Sharon Heard with her daughter checking out their goods at the food center. Photo by Noah Washington/The Atlanta Voice

The Atlanta Community Food Bank gathered for its 25th anniversary by hosting the 2023 Thanksgiving Media Dish. 

On Monday, Nov, 13th, the food bank hosted several media outlets as they handed out meals in time for the Thanksgiving holiday. The food distribution took place in its newest food distribution center in Marietta, Ga. 

Kyle Waide, CEO of the Atlanta Community Food Bank, shared insights into the organization’s 25-year journey. Waide, who has dedicated 11 years to the food bank, expressed a personal desire to connect with families facing adversity, citing growing up in Mississippi, Wade thinks of the families he is serving in the community not dissimilar from the ones he grew up with, “I was a public school kid and went to school alongside teammates and friends who were facing poverty and food insecurity. What I’ve tried to do in my professional life has been to devote my time to helping folks out like the kids that I grew up with,’ Waide said.

The food bank serves over 200,000 households and distributes approximately 10 million pounds of food monthly across North Georgia, primarily African-American families Waide cites. 

 Sarah Heard, an Atlanta native, was visiting the community food bank in preparation for the Thanksgiving holiday. Heard cited the importance of the food bank in supporting families like hers. With a family of four, she emphasized the critical role that the food bank plays in providing essential resources, “It means a lot, it’s a great opportunity to have good food that is needed for my family to help on this Thanksgiving season.
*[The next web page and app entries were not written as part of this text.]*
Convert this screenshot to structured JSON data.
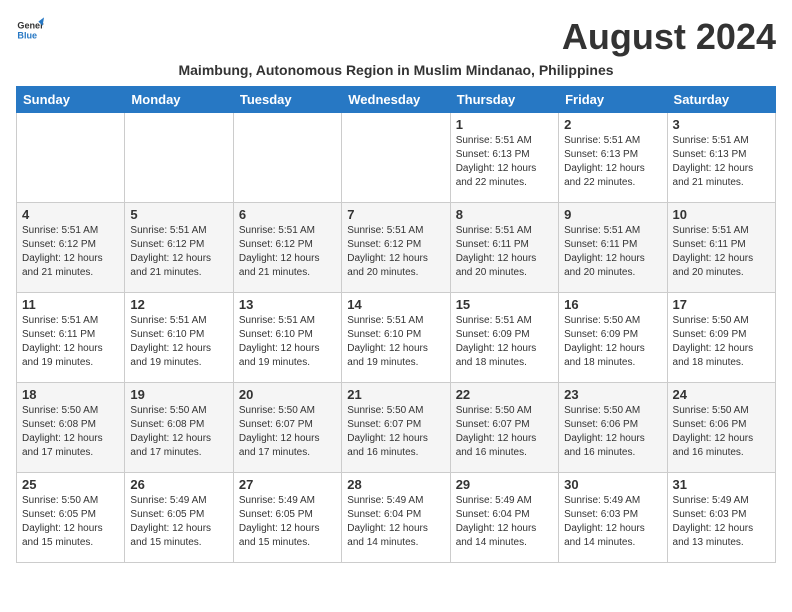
{
  "logo": {
    "line1": "General",
    "line2": "Blue"
  },
  "title": "August 2024",
  "subtitle": "Maimbung, Autonomous Region in Muslim Mindanao, Philippines",
  "days_of_week": [
    "Sunday",
    "Monday",
    "Tuesday",
    "Wednesday",
    "Thursday",
    "Friday",
    "Saturday"
  ],
  "weeks": [
    [
      {
        "day": "",
        "info": ""
      },
      {
        "day": "",
        "info": ""
      },
      {
        "day": "",
        "info": ""
      },
      {
        "day": "",
        "info": ""
      },
      {
        "day": "1",
        "info": "Sunrise: 5:51 AM\nSunset: 6:13 PM\nDaylight: 12 hours\nand 22 minutes."
      },
      {
        "day": "2",
        "info": "Sunrise: 5:51 AM\nSunset: 6:13 PM\nDaylight: 12 hours\nand 22 minutes."
      },
      {
        "day": "3",
        "info": "Sunrise: 5:51 AM\nSunset: 6:13 PM\nDaylight: 12 hours\nand 21 minutes."
      }
    ],
    [
      {
        "day": "4",
        "info": "Sunrise: 5:51 AM\nSunset: 6:12 PM\nDaylight: 12 hours\nand 21 minutes."
      },
      {
        "day": "5",
        "info": "Sunrise: 5:51 AM\nSunset: 6:12 PM\nDaylight: 12 hours\nand 21 minutes."
      },
      {
        "day": "6",
        "info": "Sunrise: 5:51 AM\nSunset: 6:12 PM\nDaylight: 12 hours\nand 21 minutes."
      },
      {
        "day": "7",
        "info": "Sunrise: 5:51 AM\nSunset: 6:12 PM\nDaylight: 12 hours\nand 20 minutes."
      },
      {
        "day": "8",
        "info": "Sunrise: 5:51 AM\nSunset: 6:11 PM\nDaylight: 12 hours\nand 20 minutes."
      },
      {
        "day": "9",
        "info": "Sunrise: 5:51 AM\nSunset: 6:11 PM\nDaylight: 12 hours\nand 20 minutes."
      },
      {
        "day": "10",
        "info": "Sunrise: 5:51 AM\nSunset: 6:11 PM\nDaylight: 12 hours\nand 20 minutes."
      }
    ],
    [
      {
        "day": "11",
        "info": "Sunrise: 5:51 AM\nSunset: 6:11 PM\nDaylight: 12 hours\nand 19 minutes."
      },
      {
        "day": "12",
        "info": "Sunrise: 5:51 AM\nSunset: 6:10 PM\nDaylight: 12 hours\nand 19 minutes."
      },
      {
        "day": "13",
        "info": "Sunrise: 5:51 AM\nSunset: 6:10 PM\nDaylight: 12 hours\nand 19 minutes."
      },
      {
        "day": "14",
        "info": "Sunrise: 5:51 AM\nSunset: 6:10 PM\nDaylight: 12 hours\nand 19 minutes."
      },
      {
        "day": "15",
        "info": "Sunrise: 5:51 AM\nSunset: 6:09 PM\nDaylight: 12 hours\nand 18 minutes."
      },
      {
        "day": "16",
        "info": "Sunrise: 5:50 AM\nSunset: 6:09 PM\nDaylight: 12 hours\nand 18 minutes."
      },
      {
        "day": "17",
        "info": "Sunrise: 5:50 AM\nSunset: 6:09 PM\nDaylight: 12 hours\nand 18 minutes."
      }
    ],
    [
      {
        "day": "18",
        "info": "Sunrise: 5:50 AM\nSunset: 6:08 PM\nDaylight: 12 hours\nand 17 minutes."
      },
      {
        "day": "19",
        "info": "Sunrise: 5:50 AM\nSunset: 6:08 PM\nDaylight: 12 hours\nand 17 minutes."
      },
      {
        "day": "20",
        "info": "Sunrise: 5:50 AM\nSunset: 6:07 PM\nDaylight: 12 hours\nand 17 minutes."
      },
      {
        "day": "21",
        "info": "Sunrise: 5:50 AM\nSunset: 6:07 PM\nDaylight: 12 hours\nand 16 minutes."
      },
      {
        "day": "22",
        "info": "Sunrise: 5:50 AM\nSunset: 6:07 PM\nDaylight: 12 hours\nand 16 minutes."
      },
      {
        "day": "23",
        "info": "Sunrise: 5:50 AM\nSunset: 6:06 PM\nDaylight: 12 hours\nand 16 minutes."
      },
      {
        "day": "24",
        "info": "Sunrise: 5:50 AM\nSunset: 6:06 PM\nDaylight: 12 hours\nand 16 minutes."
      }
    ],
    [
      {
        "day": "25",
        "info": "Sunrise: 5:50 AM\nSunset: 6:05 PM\nDaylight: 12 hours\nand 15 minutes."
      },
      {
        "day": "26",
        "info": "Sunrise: 5:49 AM\nSunset: 6:05 PM\nDaylight: 12 hours\nand 15 minutes."
      },
      {
        "day": "27",
        "info": "Sunrise: 5:49 AM\nSunset: 6:05 PM\nDaylight: 12 hours\nand 15 minutes."
      },
      {
        "day": "28",
        "info": "Sunrise: 5:49 AM\nSunset: 6:04 PM\nDaylight: 12 hours\nand 14 minutes."
      },
      {
        "day": "29",
        "info": "Sunrise: 5:49 AM\nSunset: 6:04 PM\nDaylight: 12 hours\nand 14 minutes."
      },
      {
        "day": "30",
        "info": "Sunrise: 5:49 AM\nSunset: 6:03 PM\nDaylight: 12 hours\nand 14 minutes."
      },
      {
        "day": "31",
        "info": "Sunrise: 5:49 AM\nSunset: 6:03 PM\nDaylight: 12 hours\nand 13 minutes."
      }
    ]
  ]
}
So it’s really a blessing to be here,” Heard told The Atlanta Voice.

Lesley Mercedes, the operations manager at the Community Food Center in Marietta, shared her experience and insights into the ongoing Thanksgiving drive and how she sees her work,  “I used to work for a non-profit organization. But I didn’t feel like there was much worth in my work,” Mercedes, who joined the food bank in April of the current year, shortly before the opening of the newest facility in July, “I wanted to do something that I knew I would go home and say I made a difference in someone’s life today,” Mercedes told The Atlanta Voice

The prices of holiday items have increased this year as a result of inflation. According to a 2023 Thanksgiving report by Wells Fargo, canned cranberries are up 60%, while sweet potatoes are up 4%, and canned green beans are up 9%.

Maurice Johnson, who is from Rochester, New York, visited the food bank to prepare for his holiday season with his sister, grandmother, and extended family after moving to Georgia six years ago at his sister’s suggestion. Johnson cites finding a welcoming community in Marietta. “They are very helpful,” she said. “Very, very helpful, and it’s a blessing that these guys do this. So I really appreciate that.”

Discussing his Thanksgiving plans, Johnson mentioned his initial plan for his mother to join him but explained her unexpected illness. He still plans to prepare Thanksgiving dinner with his family and extended family. “I’ll normally cook like the meat and the greens and my sisters, my grandmother, my nephews, nieces, they’ll come down and we’ll just celebrate Thanksgiving,” Johnson told The Atlanta Voice.

The media dish is also in service of media outlets coming and seeing what the Atlanta Community Food Bank does for the greater community.

Ed Westreiche, director of marketing & communications at the Atlanta Community Food Bank

Coming has been with the Atlanta Community Food Bank for the past five years, but worked in corporate America for over two decades. Reflecting on his career shift, he shared, “I wanted to do something in my second career that was in the Atlanta economy and helping folks.” Formerly involved in various roles, including finance, executive assistance, and leadership training for a North American sales team, Westreiche says he found his way to a more meaningful and impactful career. Citing that he spent years driving through the Atlanta community, he now has an opportunity to be a part of it.

In discussing his current role, Westreiche expressed the satisfaction of being closer to the end of the supply chain, directly impacting those in need. He emphasized the immediacy and significance of the work, noting the stories and faces encountered daily. The media dish is also in service of media outlets coming and seeing what the Atlanta Community Food Bank does for the greater community, “What we’ve been doing is engaging media partners, getting them out from behind the anchor desks, the Nielsen ratings, competition, getting them all in a room and, and just giving him an opportunity hands-on to do a little service,” Westreiche continued.